Hello again! I’m thrilled to partner with Varathane to bring you the third video in our 3-video wood finishing series! The farmhouse trend is still going strong and if you don’t have a hundred years to wait for wood to naturally weather and distress, you can use these easy techniques to achieve that rustic, farmhouse look.
If you missed the first two videos, you can find them here:
I’ve got a brand new scrap piece of pine wood here and we’re going to make it look weathered and distressed, as if it’s been around for generations. First, we’re going to sand and then stain the board. I used one of my favorite stain colors, Varathane’s Dark Walnut – it’s a rich, medium brown that’s not too warm or too cool. To apply the stain, I typically use a shop rag and some disposable nitrile gloves. If I need to get into the nooks and crannies of a piece, I’ll use a disposable foam brush.
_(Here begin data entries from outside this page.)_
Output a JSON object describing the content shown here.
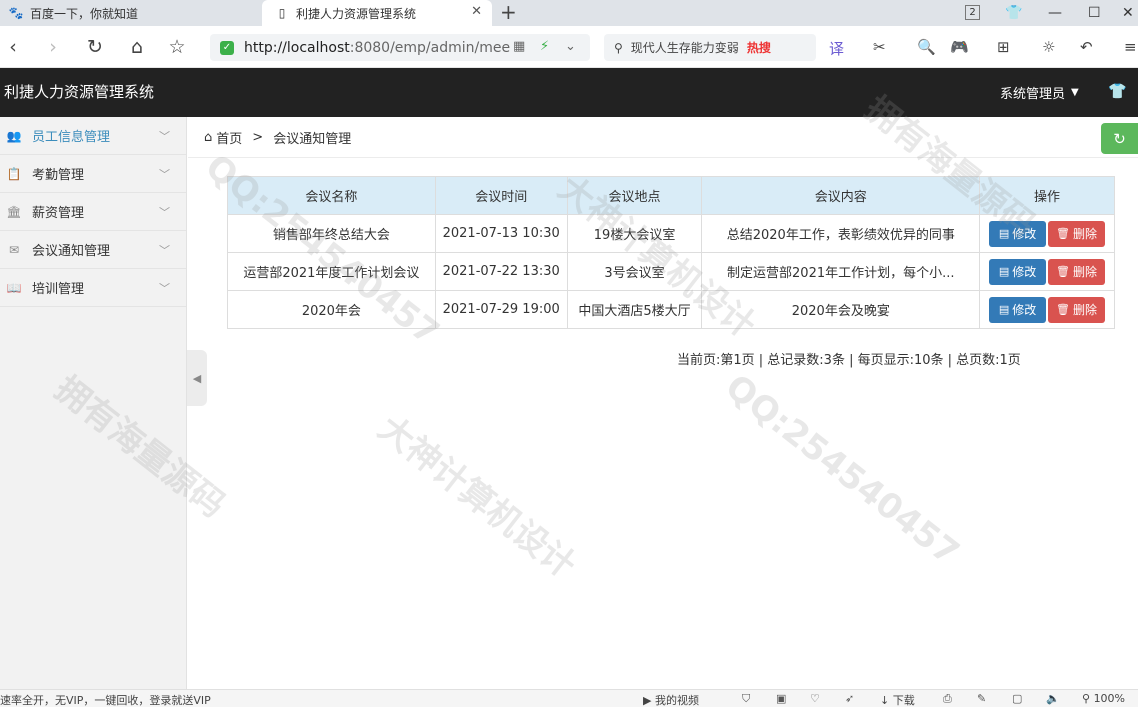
{
  "browser": {
    "tabs": [
      {
        "title": "百度一下，你就知道",
        "icon": "baidu-paw-icon"
      },
      {
        "title": "利捷人力资源管理系统",
        "icon": "page-icon"
      }
    ],
    "new_tab": "+",
    "tab_count": "2",
    "url_host": "http://localhost",
    "url_rest": ":8080/emp/admin/mee",
    "search_text": "现代人生存能力变弱",
    "search_hot": "热搜"
  },
  "app": {
    "title": "利捷人力资源管理系统",
    "user": "系统管理员"
  },
  "sidebar": {
    "items": [
      {
        "label": "员工信息管理",
        "icon": "users-icon",
        "active": true
      },
      {
        "label": "考勤管理",
        "icon": "clipboard-icon",
        "active": false
      },
      {
        "label": "薪资管理",
        "icon": "bank-icon",
        "active": false
      },
      {
        "label": "会议通知管理",
        "icon": "envelope-icon",
        "active": false
      },
      {
        "label": "培训管理",
        "icon": "book-icon",
        "active": false
      }
    ]
  },
  "breadcrumb": {
    "home": "首页",
    "separator": ">",
    "current": "会议通知管理"
  },
  "table": {
    "headers": [
      "会议名称",
      "会议时间",
      "会议地点",
      "会议内容",
      "操作"
    ],
    "rows": [
      {
        "name": "销售部年终总结大会",
        "time": "2021-07-13 10:30",
        "place": "19楼大会议室",
        "content": "总结2020年工作，表彰绩效优异的同事"
      },
      {
        "name": "运营部2021年度工作计划会议",
        "time": "2021-07-22 13:30",
        "place": "3号会议室",
        "content": "制定运营部2021年工作计划，每个小..."
      },
      {
        "name": "2020年会",
        "time": "2021-07-29 19:00",
        "place": "中国大酒店5楼大厅",
        "content": "2020年会及晚宴"
      }
    ],
    "edit_label": "修改",
    "delete_label": "删除"
  },
  "pager": "当前页:第1页 | 总记录数:3条 | 每页显示:10条 | 总页数:1页",
  "statusbar": {
    "left": "速率全开，无VIP，一键回收，登录就送VIP",
    "video": "我的视频",
    "download": "下载",
    "zoom": "100%"
  },
  "watermark": [
    "大神计算机设计",
    "QQ:254540457",
    "拥有海量源码"
  ]
}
For more details on the basics of staining wood, check out my Staining 101 video.
Dip the rag into the stain and start working it into the wood, in a circular motion. Make sure all of the stain is absorbed into the wood fibers – you don’t want any excess stain sitting on top of the surface because it’ll get tacky and cause issues later on. The great thing about this Varathane stain is that you only need one coat – you don’t have to keep layering on coat after coat to get that deep, rich color. And it dries in about an hour, so it’s a great time-saver!
Once the stain is fully dried, we’re going to lay on a thin coat of white paint. I like to use Rust-Oleum’s chalked paint because it’s ultra matte and it dries to smooth, chalky finish. It’s also easy to distress, which is the look we’re going for.
You can brush on the white paint, and it also comes in a spray paint can… just get a thin coat on your wood. You can also dry-brush – just take a dry bristle brush and dip it into the paint. Blot out as much paint as you can on a paper towel, so that you have very little paint on the tip of the bristles. Then gently brush the paint onto the wood. Don’t worry if it’s not perfect – you’re going to sand off most of it anyway. You just want to add some depth and variance to the piece.
Once the paint is dry, it’s time to distress. You can use all sorts of different tools – hammers, nails, chains, rocks – anything to distress the wood. You’ll also want to use a coarse sanding block, like 120-grit, to sand off most of the paint so that the beautiful walnut stain comes through. We’re trying to mimic a weathered, worn look, as if this piece has been around for some time, with some natural wear and tear. Think of where a piece would naturally get bumped or scratched and sand in those areas.
Once you’re happy with the look, remove the dust before applying a protective finish. I recommend this Varathane Polyurethane in a matte or satin sheen. You can check out my Finishing 101 video for more details on the basics of finishing wood.
*This post is in partnership with Varathane Wood Finishes. All ideas, efforts, and opinions are my own. Some links may be affiliate links. To read my full disclosure policy, please click here. Thank you for supporting the brands that support this website.